As acquiring technology and innovation from outside is less viable option, banks need to upgrade organically, change the culture and improve operations in order to stay long-term competitive in the current fast-changing environment of financial services. Today this is as important as never before. To their credit, banks have put a lot of effort into this over past 4–5 years and we will see what the results will be in the next half-decade.

What does this mean for FinTech startups?

Compared to other technology startups FinTechs have a smaller chance to be acquired because their “natural” acquirer banks are quite handcuffed. As venture capital investors want liquidity in approximately 5–7 years, public markets will have to account for a larger proportion of FinTech exits than they do in “OtherTech” spaces. M&A will still be the most common exit option in FinTech, but with a smaller proportion.

The single most important thing which matters for a successful IPO is the clear path to the stable and profitable growth of the company at the time of going public, to fit the risk-return appetite of investors. This means that FinTech startups need to pay attention to stabilizing and normalizing the growth of positive unit economics earlier and start preparing for IPO timelier than their peers from other technology spaces.

What does this mean for FinTech investors?

The valuation of any company in public markets reflects the probability of being acquired.

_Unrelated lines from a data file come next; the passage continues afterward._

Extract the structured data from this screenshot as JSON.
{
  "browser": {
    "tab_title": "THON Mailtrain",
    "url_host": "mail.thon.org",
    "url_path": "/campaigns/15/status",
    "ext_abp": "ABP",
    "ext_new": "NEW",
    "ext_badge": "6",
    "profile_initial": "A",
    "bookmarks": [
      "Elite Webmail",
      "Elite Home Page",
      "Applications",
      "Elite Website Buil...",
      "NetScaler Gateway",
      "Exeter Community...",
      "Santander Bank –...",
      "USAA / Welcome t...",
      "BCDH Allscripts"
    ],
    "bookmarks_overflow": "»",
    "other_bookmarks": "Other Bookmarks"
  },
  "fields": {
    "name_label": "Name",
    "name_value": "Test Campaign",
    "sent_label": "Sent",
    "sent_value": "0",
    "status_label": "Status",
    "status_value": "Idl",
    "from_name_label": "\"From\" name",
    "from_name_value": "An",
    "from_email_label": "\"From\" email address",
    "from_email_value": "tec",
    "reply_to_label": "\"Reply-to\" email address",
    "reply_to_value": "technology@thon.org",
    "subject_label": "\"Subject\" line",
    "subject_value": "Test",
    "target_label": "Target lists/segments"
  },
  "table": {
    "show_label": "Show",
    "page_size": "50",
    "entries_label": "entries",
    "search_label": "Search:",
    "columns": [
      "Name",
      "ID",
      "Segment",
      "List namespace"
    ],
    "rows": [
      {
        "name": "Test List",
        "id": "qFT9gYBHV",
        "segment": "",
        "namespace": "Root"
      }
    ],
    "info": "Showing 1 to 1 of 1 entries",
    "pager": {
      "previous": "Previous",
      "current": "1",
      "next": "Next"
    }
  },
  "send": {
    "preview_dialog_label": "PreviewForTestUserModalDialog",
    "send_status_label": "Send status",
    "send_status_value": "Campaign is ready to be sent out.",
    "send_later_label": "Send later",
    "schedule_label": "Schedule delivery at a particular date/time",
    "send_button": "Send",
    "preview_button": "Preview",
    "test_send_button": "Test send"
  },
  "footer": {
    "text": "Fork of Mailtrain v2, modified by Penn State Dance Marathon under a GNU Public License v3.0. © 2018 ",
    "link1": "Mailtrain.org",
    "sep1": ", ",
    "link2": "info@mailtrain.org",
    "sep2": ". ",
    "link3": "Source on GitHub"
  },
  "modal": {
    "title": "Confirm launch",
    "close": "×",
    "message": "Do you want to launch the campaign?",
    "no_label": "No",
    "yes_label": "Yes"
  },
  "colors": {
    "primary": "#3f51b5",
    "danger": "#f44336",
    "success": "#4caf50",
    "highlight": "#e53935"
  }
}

And it is ultimately public markets which step by step influence and transcend their valuation levels down to private markets, even to the seed and angel stages.

At any funding stage, investors must account for the fact that banks are less likely members of potential buyers’ universe for FinTech startups and the resulting shrinking exit opportunity should be incorporated in the valuation, especially during benchmarking against comparable companies from other technology spaces whose potential buyers’ list is larger and more active.

In conclusion

We all just can’t wait for the final season of our favourite TV show when after so many years of flirting and drama the two protagonists unite and live happily ever after. In the case of Banking-FinTech complicated love-hate relationship, this is not likely to happen in the coming years. But while the show goes on, we can analyse the reasons behind the current scenario and act prudently on it.

Acknowledgements: I would like to thank and acknowledge professionals from the industry who helped gather data and discuss insights in this post: FinTech entrepreneur David Melikidze, FinTech executive Volodymyr Vasyuta, innovation strategy professionals Ana Sofia Almagro and Mathilde Carraro.